My darling, sweet, capable, smart, funny, husband and love of my life died on February 17, 2012. He was young. His heart, his lungs, his muscles, bones and spirit were strong. It was his brain that succumbed to cancer and all other strengths fell in line behind the brutal dictator, Glioblastoma.
In the process of grieving we walk alone. If we are lucky, as I am, we have friends and family in which we find respite along the long isolated road but our particular grief, that is singular to each of us, can be carried by ourselves only.
Throughout the past eight months one of my “happy places” has been home design. When I felt like there was too much to cry for, when I feared I might be swept away by the sorrow I found comfort in brilliant light fixtures, bright colored accents and rugs! Oh my, rugs! I began to allow myself an indulgence that I have done my best not to feel guilty about but any of you who have been with someone for a good chunk of time and have had to enter into interminable negotiations about home design decisions will understand the little giggle that comes with “I could totally paint the living room fuchsia!”
My husband has always been lightly, shall we say, fixated on possessing certain objects or seeing ideas through to completion. It had at times been a little annoying but for a gal whose father left peat moss throughout the living room for months on end as he slowly transplanted ficus trees, having a guy who believed in “getting things done!!” was a comfort. Slowly, at an imperceptible rate, his tendency to fixate escalated to disquieting proportions.
One of his obsessions became the set of stairs that connects our two-car garage to the first floor of our house. It is an awkward entry with little room to move. I should clarify, for me it was awkward. Our adorable, exuberant and you don’t know me well enough yet to stomach my bragging but perhaps, in time you will and will forgive my exuberance, all round awesome daughter, would be at my feet trying to push by me. My arms were inevitably filled with my daughter’s backpack, various bags containing groceries etc and a ridiculously large purse. He’d arrive home alone, empty handed burdened only with a wallet in his back pocket, kick off his work boots and voila, he’d arrived! What could be easier?
Here in lies the rub. The stairs were covered in carpet, white carpet and Roger became bahnannahhhhs about keeping that carpet clean! I tried to explain my plight. The tight space, the groceries, etc. It also didn’t help that most my favorite footwear seems to require both hands to unlace, unbuckle or unzip. Getting up the stairs, and dropping the bags was necessary. Yes, I could have always just worn the clogs that I got while I was pregnant so I wouldn’t have to bend down but let’s face it those shoes look like a pair of baked potatoes and since the age of 18 I’ve been too old for them to look ‘ironic’! One has to draw a line somewhere!
What started with his occasional grumble about not taking off our shoes in the garage, became huffing exhales and all out arguments. I kept saying, “This isn’t about the carpet!” He said, “It absolutely is!!!!!” He was grumpy, controlling and impossible to please. He also started having headaches.
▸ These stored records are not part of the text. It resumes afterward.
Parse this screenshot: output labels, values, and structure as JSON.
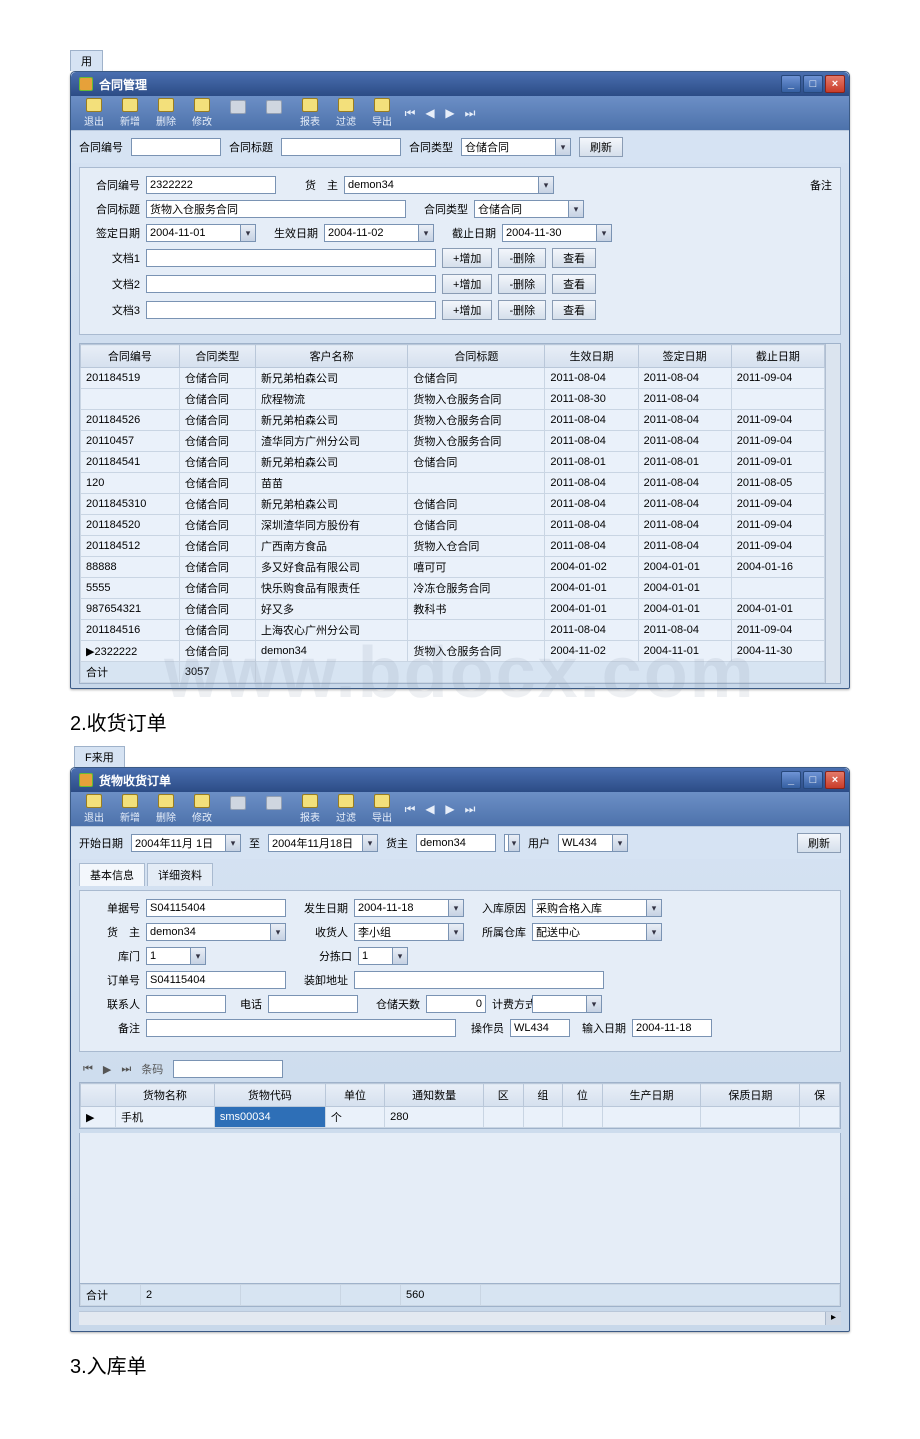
{
  "window1": {
    "title": "合同管理",
    "toolbar": [
      "退出",
      "新增",
      "删除",
      "修改",
      "",
      "",
      "报表",
      "过滤",
      "导出"
    ],
    "topfilter": {
      "l1": "合同编号",
      "l2": "合同标题",
      "l3": "合同类型",
      "v3": "仓储合同",
      "refresh": "刷新"
    },
    "form": {
      "contract_no_l": "合同编号",
      "contract_no": "2322222",
      "owner_l": "货　主",
      "owner": "demon34",
      "remark_l": "备注",
      "title_l": "合同标题",
      "title": "货物入仓服务合同",
      "type_l": "合同类型",
      "type": "仓储合同",
      "sign_l": "签定日期",
      "sign": "2004-11-01",
      "start_l": "生效日期",
      "start": "2004-11-02",
      "end_l": "截止日期",
      "end": "2004-11-30",
      "doc1_l": "文档1",
      "doc2_l": "文档2",
      "doc3_l": "文档3",
      "add": "+增加",
      "del": "-删除",
      "view": "查看"
    },
    "grid_headers": [
      "合同编号",
      "合同类型",
      "客户名称",
      "合同标题",
      "生效日期",
      "签定日期",
      "截止日期"
    ],
    "grid_rows": [
      [
        "201184519",
        "仓储合同",
        "新兄弟柏森公司",
        "仓储合同",
        "2011-08-04",
        "2011-08-04",
        "2011-09-04"
      ],
      [
        "",
        "仓储合同",
        "欣程物流",
        "货物入仓服务合同",
        "2011-08-30",
        "2011-08-04",
        ""
      ],
      [
        "201184526",
        "仓储合同",
        "新兄弟柏森公司",
        "货物入仓服务合同",
        "2011-08-04",
        "2011-08-04",
        "2011-09-04"
      ],
      [
        "20110457",
        "仓储合同",
        "渣华同方广州分公司",
        "货物入仓服务合同",
        "2011-08-04",
        "2011-08-04",
        "2011-09-04"
      ],
      [
        "201184541",
        "仓储合同",
        "新兄弟柏森公司",
        "仓储合同",
        "2011-08-01",
        "2011-08-01",
        "2011-09-01"
      ],
      [
        "120",
        "仓储合同",
        "苗苗",
        "",
        "2011-08-04",
        "2011-08-04",
        "2011-08-05"
      ],
      [
        "2011845310",
        "仓储合同",
        "新兄弟柏森公司",
        "仓储合同",
        "2011-08-04",
        "2011-08-04",
        "2011-09-04"
      ],
      [
        "201184520",
        "仓储合同",
        "深圳渣华同方股份有",
        "仓储合同",
        "2011-08-04",
        "2011-08-04",
        "2011-09-04"
      ],
      [
        "201184512",
        "仓储合同",
        "广西南方食品",
        "货物入仓合同",
        "2011-08-04",
        "2011-08-04",
        "2011-09-04"
      ],
      [
        "88888",
        "仓储合同",
        "多又好食品有限公司",
        "嘻可可",
        "2004-01-02",
        "2004-01-01",
        "2004-01-16"
      ],
      [
        "5555",
        "仓储合同",
        "快乐购食品有限责任",
        "冷冻仓服务合同",
        "2004-01-01",
        "2004-01-01",
        ""
      ],
      [
        "987654321",
        "仓储合同",
        "好又多",
        "教科书",
        "2004-01-01",
        "2004-01-01",
        "2004-01-01"
      ],
      [
        "201184516",
        "仓储合同",
        "上海农心广州分公司",
        "",
        "2011-08-04",
        "2011-08-04",
        "2011-09-04"
      ],
      [
        "2322222",
        "仓储合同",
        "demon34",
        "货物入仓服务合同",
        "2004-11-02",
        "2004-11-01",
        "2004-11-30"
      ]
    ],
    "footer": {
      "label": "合计",
      "count": "3057"
    }
  },
  "section2_title": "2.收货订单",
  "apptab": "F来用",
  "window2": {
    "title": "货物收货订单",
    "toolbar": [
      "退出",
      "新增",
      "删除",
      "修改",
      "",
      "",
      "报表",
      "过滤",
      "导出"
    ],
    "topfilter": {
      "start_l": "开始日期",
      "start": "2004年11月 1日",
      "to": "至",
      "end": "2004年11月18日",
      "owner_l": "货主",
      "owner": "demon34",
      "user_l": "用户",
      "user": "WL434",
      "refresh": "刷新"
    },
    "tabs": [
      "基本信息",
      "详细资料"
    ],
    "form": {
      "billno_l": "单据号",
      "billno": "S04115404",
      "date_l": "发生日期",
      "date": "2004-11-18",
      "reason_l": "入库原因",
      "reason": "采购合格入库",
      "owner_l": "货　主",
      "owner": "demon34",
      "recv_l": "收货人",
      "recv": "李小组",
      "dept_l": "所属仓库",
      "dept": "配送中心",
      "gate_l": "库门",
      "gate": "1",
      "dock_l": "分拣口",
      "dock": "1",
      "order_l": "订单号",
      "order": "S04115404",
      "addr_l": "装卸地址",
      "contact_l": "联系人",
      "phone_l": "电话",
      "days_l": "仓储天数",
      "days": "0",
      "feetype_l": "计费方式",
      "note_l": "备注",
      "oper_l": "操作员",
      "oper": "WL434",
      "inputdate_l": "输入日期",
      "inputdate": "2004-11-18"
    },
    "navrow": {
      "barcode_l": "条码"
    },
    "grid_headers": [
      "",
      "货物名称",
      "货物代码",
      "单位",
      "通知数量",
      "区",
      "组",
      "位",
      "生产日期",
      "保质日期",
      "保"
    ],
    "grid_rows": [
      [
        "▶",
        "手机",
        "sms00034",
        "个",
        "280",
        "",
        "",
        "",
        "",
        "",
        ""
      ]
    ],
    "footer": {
      "label": "合计",
      "count": "2",
      "qty": "560"
    }
  },
  "section3_title": "3.入库单"
}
We were nine years into the marriage and fourteen years into our relationship and I just thought, well I guess this is the phase when he falls out of love and into profound annoyance with much of what I do/am. It hurt.
When on Tuesday, August 30th I arrived home in the middle of the day to find him in bed in unspeakable pain we went to the ER. They found “a mass.” Brain surgery four days later. Two and a half weeks after that, diagnosis and devastation.
On the day he died, Roger’s brothers, one brother’s partner and my mother all gathered at our house. My brother’s partner, a fantastic chef, cooked for us and we sat together in Roger’s memory. We ate, we cried and we managed even to laugh. We had the most remarkable conversation that speaks to the kind of light and intimacy that can only break through in such momentous, terrible times. One of the topics we discussed was the fact that one brother had heard at length about the white carpet on the stairs. Two and a half years ago Roger began complaining about it at work.
Within days, I had decided. I was going to build a mudroom. Roger and I had talked a lot about how to resolve the white carpet conundrum. An area in the garage with hangers and cubbies would be great but with two cars, there was no room. Well, there was now only one car and with a loose plan and the help of my daughter, we began.
A couple of weeks later….
I smile every time I use the mudroom. I want him to know that I heard him, that I felt his deep, deep maddening frustration, that I now see how, as his life spun horrifyingly out of control it was just so much easier to concentrate on something concrete and seemingly simple. Carpet.
…And a funny thing also happened; I found a little piece of myself in the process. I felt a small glimmer of happiness in its creation. It was… fun.